GreyOrange raises $140M to develop fully-automated robotics for warehouses

GreyOrange, a Singapore-headquartered firm that develops robots for warehouses, has pulled in a $140 million Series C funding round as it targets more expansion and growth. The company was started in 2011. Today it has five regional offices across the world — covering India, Singapore, Japan, Germany, and the U.S. — three R&D centers and more than 60 […]

GreyOrange, a Singapore-headquartered firm that develops robots for warehouses, has pulled in a $140 million Series C funding round as it targets more expansion and growth.

The company was started in 2011. Today it has five regional offices across the world — covering India, Singapore, Japan, Germany, and the U.S. — three R&D centers and more than 60 ‘installations’ of its tech with retail customers worldwide. Right now, GreyOrange’s two main products are a robot ‘butler’ that moves heavy shelves and installations around warehouses and a robotic ‘sorter’ belt that organizes packages, but the vision is to build something more holistic.

“In three to four years we want to be the first in the world to achieve the goal of operating a fully-autonomous warehouse,” founders Samay Kohli and Akash Gupta told TechCrunch in an interview.

That’s a huge goal, and it puts the company in competition with established firms like Amazon-owned Kiva among others.

This new injection of funding is aimed at setting the trajectory to reach the startup’s lofty target. The round was led by Mithril Capital, a firm created by U.S. investor Peter Thiel and Ajay Royan, with participation from Flipkart co-founder Binny Bansal and existing backers that include Blume Ventures.

The capital takes GreyOrange to $170 million raised from investors that include Mitsubishi and Flipkart .

“Warehousing is completely under-serviced and nothing has really changed,” Kohli and Gupta said. “The stuff you can do now is really just the tip of the iceberg. We’re trying to strengthen our backbone, so the majority of this investment will go into our own supply chain as we really try to take it 5-10X over the next couple of years.”

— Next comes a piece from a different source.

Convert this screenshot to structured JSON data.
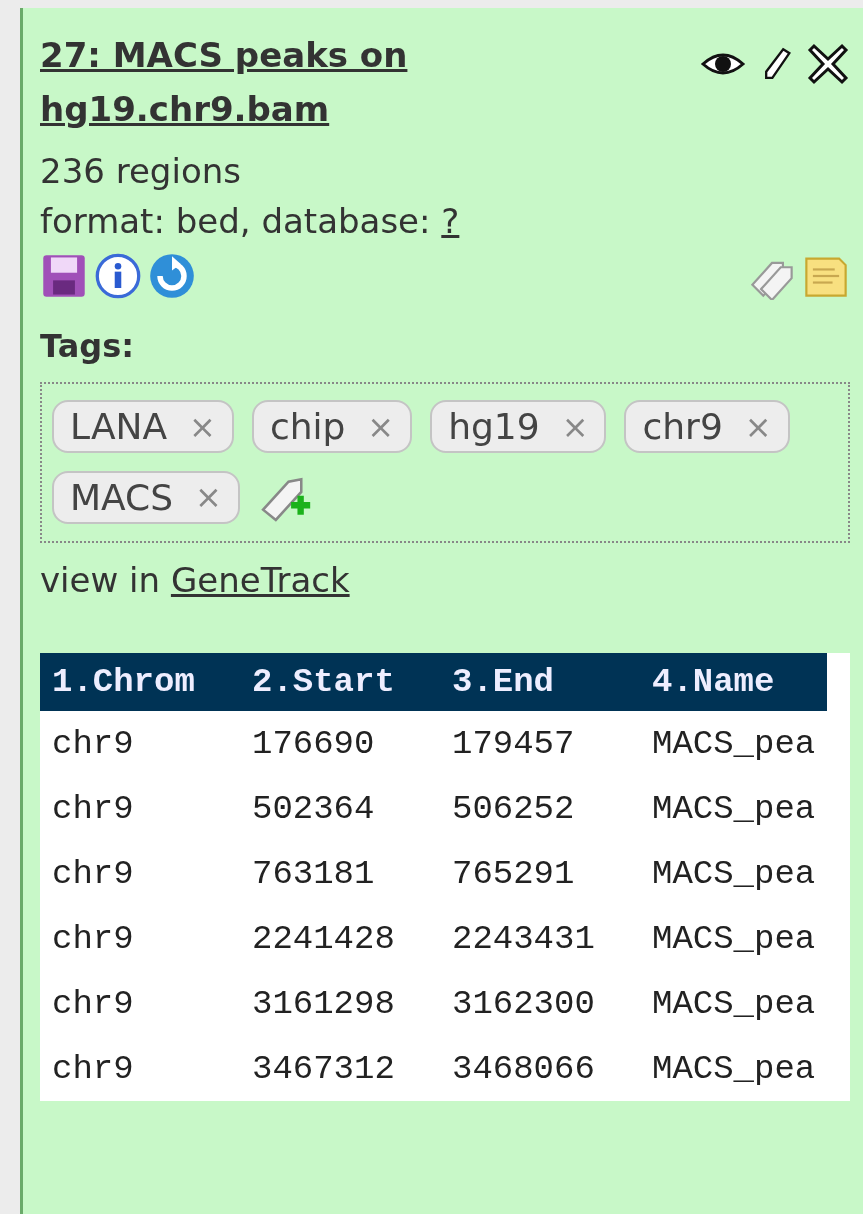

GreyOrange recently forayed into North America with the opening of a headquarters in Atlanta and plans to launch a research center in Boston. The company is also looking to develop its business in the country, too. It said in a press statement that it is aiming to deploy over 20,000 robots in the next three years.

Walmart completes its $16 billion acquisition of Flipkart

Walmart announced over the weekend that it has completed a $16 billion investment in Flipkart that sees it become the majority owner of the Indian e-commerce company. The deal was first revealed back in May and now it has closed after receiving the necessary approvals. It sees Walmart take a 77 percent share in the company, […]

Walmart announced over the weekend that it has completed a $16 billion investment in Flipkart that sees it become the majority owner of the Indian e-commerce company.

The deal was first revealed back in May and now it has closed after receiving the necessary approvals. It sees Walmart take a 77 percent share in the company, buying out a number of prior investors in the process and expanding its rivalry with Amazon to a new horizon. The investment capital also includes $2 billion in new equity funding which will be used for growth while the transaction was structured so that Flipkart itself can still go public. That latter point could mean that the Indian firm must go public within four years, as TechCrunch previously reported.

Flipkart will continue to be run by its leadership with Tencent and Tiger Global retaining board seats. Those two have remained investors in the business, alongside others that include Flipkart co-founder Binny Bansal and Microsoft. Walmart previously suggested that other allies would come aboard as investors. Google was strongly mooted, but so far there have been no strategic additions.

Walmart said that its plans for India will include investments that “support national initiatives and will bring sustainable benefits in jobs creation, supporting small businesses, supporting farmers and supply chain development and reducing food waste.”

As we previously reported, it also plans to use Flipkart as a “key center of learning” for the rest of its business across the world, and that includes its home market.

“Not only is [Flipkart] innovative [with the] problem-solving culture that they have, but they are doing some great work both in the AI space, how they are using data across their platforms but particularly in terms of the payment platform that they’ve created through PhonePe. All of those things we can learn from for the future and see how we can leverage those around the international markets and potentially into the US as well,” Walmart COO Judith McKenna said back in May when the deal was announced.

Flipkart’s business could also get a whole lot more transparent since its quarterly results will be reported as part of Walmart’s earnings. Although they will be part of its international business so that might provide some protection from direct scrutiny.